The steadily rising state of tensions over Taiwan—which have been building steadily over the past few years, but escalated dramatically in the face of provocative PRC military activity in 2022—are reinvigorating traditional US security relationships in the Indo-Pacific. While many states in the region no doubt prefer to take a neutral stance amid growing US-PRC tensions, the three US treaty allies in the Indo-Pacific—Japan, South Korea, and the Philippines—have all recently shown increased willingness to reinforce their security relationships with the United States. Furthermore, these three states have shown stronger inclination to directly link changes in their defense policies with their concerns over Chinese actions and the tensions in the Taiwan Strait. 

All of this is no doubt playing very badly in Beijing. Anxieties regarding a US-led diplomatic and military “encirclement” (包圍) of China have long been a prominent theme in CCP discourse (see examples here and here). From Beijing’s perspective, the recently announced measures to reinforce the security ties between the United States and its three treaty allies are doing more than simply throwing further potential roadblocks in the path of Beijing’s irredentist designs on Taiwan: they are also tightening the net of US-led “encirclement” around China.

The steadily escalating trends of PRC “wolf warrior” diplomacy and military coercion are serving to bring about the very “encirclement” that the CCP’s paranoid worldview has long inveighed against. The CCP leadership itself seems to be unwilling either to recognize the effects of its own actions, or else to consider appropriate changes in policy direction. As the PRC continues to escalate both its menacing military exercises and its transgressive gray zone operations in the Indo-Pacific, the defense ties between the United States and its allies may be expected to strengthen even further.

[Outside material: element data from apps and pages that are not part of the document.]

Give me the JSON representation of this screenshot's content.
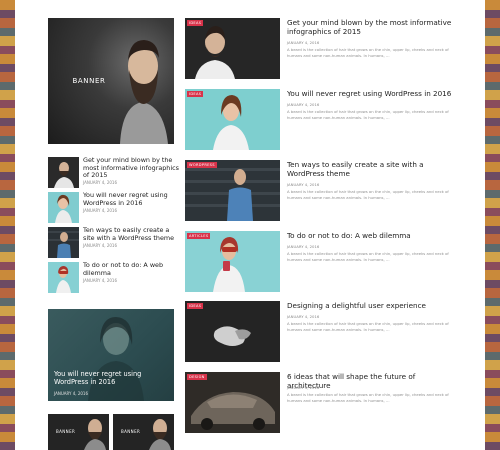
{
  "sidebar": {
    "banner_label": "BANNER",
    "list": [
      {
        "title": "Get your mind blown by the most informative infographics of 2015",
        "date": "JANUARY 4, 2016"
      },
      {
        "title": "You will never regret using WordPress in 2016",
        "date": "JANUARY 4, 2016"
      },
      {
        "title": "Ten ways to easily create a site with a WordPress theme",
        "date": "JANUARY 4, 2016"
      },
      {
        "title": "To do or not to do: A web dilemma",
        "date": "JANUARY 4, 2016"
      }
    ],
    "feature": {
      "title": "You will never regret using WordPress in 2016",
      "date": "JANUARY 4, 2016"
    },
    "mini_banners": [
      "BANNER",
      "BANNER"
    ]
  },
  "posts": [
    {
      "tag": "IDEAS",
      "title": "Get your mind blown by the most informative infographics of 2015",
      "date": "JANUARY 4, 2016",
      "excerpt": "A beard is the collection of hair that grows on the chin, upper lip, cheeks and neck of humans and some non-human animals. In humans, ..."
    },
    {
      "tag": "IDEAS",
      "title": "You will never regret using WordPress in 2016",
      "date": "JANUARY 4, 2016",
      "excerpt": "A beard is the collection of hair that grows on the chin, upper lip, cheeks and neck of humans and some non-human animals. In humans, ..."
    },
    {
      "tag": "WORDPRESS",
      "title": "Ten ways to easily create a site with a WordPress theme",
      "date": "JANUARY 4, 2016",
      "excerpt": "A beard is the collection of hair that grows on the chin, upper lip, cheeks and neck of humans and some non-human animals. In humans, ..."
    },
    {
      "tag": "ARTICLES",
      "title": "To do or not to do: A web dilemma",
      "date": "JANUARY 4, 2016",
      "excerpt": "A beard is the collection of hair that grows on the chin, upper lip, cheeks and neck of humans and some non-human animals. In humans, ..."
    },
    {
      "tag": "IDEAS",
      "title": "Designing a delightful user experience",
      "date": "JANUARY 4, 2016",
      "excerpt": "A beard is the collection of hair that grows on the chin, upper lip, cheeks and neck of humans and some non-human animals. In humans, ..."
    },
    {
      "tag": "DESIGN",
      "title": "6 ideas that will shape the future of architecture",
      "date": "JANUARY 4, 2016",
      "excerpt": "A beard is the collection of hair that grows on the chin, upper lip, cheeks and neck of humans and some non-human animals. In humans, ..."
    }
  ],
  "colors": {
    "tag_bg": "#d8334a",
    "teal_photo": "#7ecfcf",
    "dark_photo": "#262626"
  }
}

The main point: Recent months have seen noteworthy measures to strengthen the security relationships between the United States and its three treaty allies in the Indo-Pacific: Japan, South Korea, and the Philippines. The leaders of these three states have shown increased willingness to link changes with their security policies to their concerns regarding the increased tensions over Taiwan. Beijing is likely to interpret these closer relationships as further evidence of a US-led effort to “encircle” China.

[1] For good measure, Mao also described the US involvement in Korea as “a source of tension through exploiting the issues on the Korean Peninsula,” and that “The US behavior is a result of its Cold War mentality,” which “stokes bloc confrontation,” and “increased tensions on the peninsula and jeopardized regional peace and stability.” See: People’s Republic of China Foreign Ministry, “Foreign Ministry Spokesperson Mao Ning’s Regular Press Conference on April 27, 2023″ (press release), April 27, 2023, https://www.fmprc.gov.cn/mfa_eng/xwfw_665399/s2510_665401/2511_665403/202304/t20230427_11067845.html.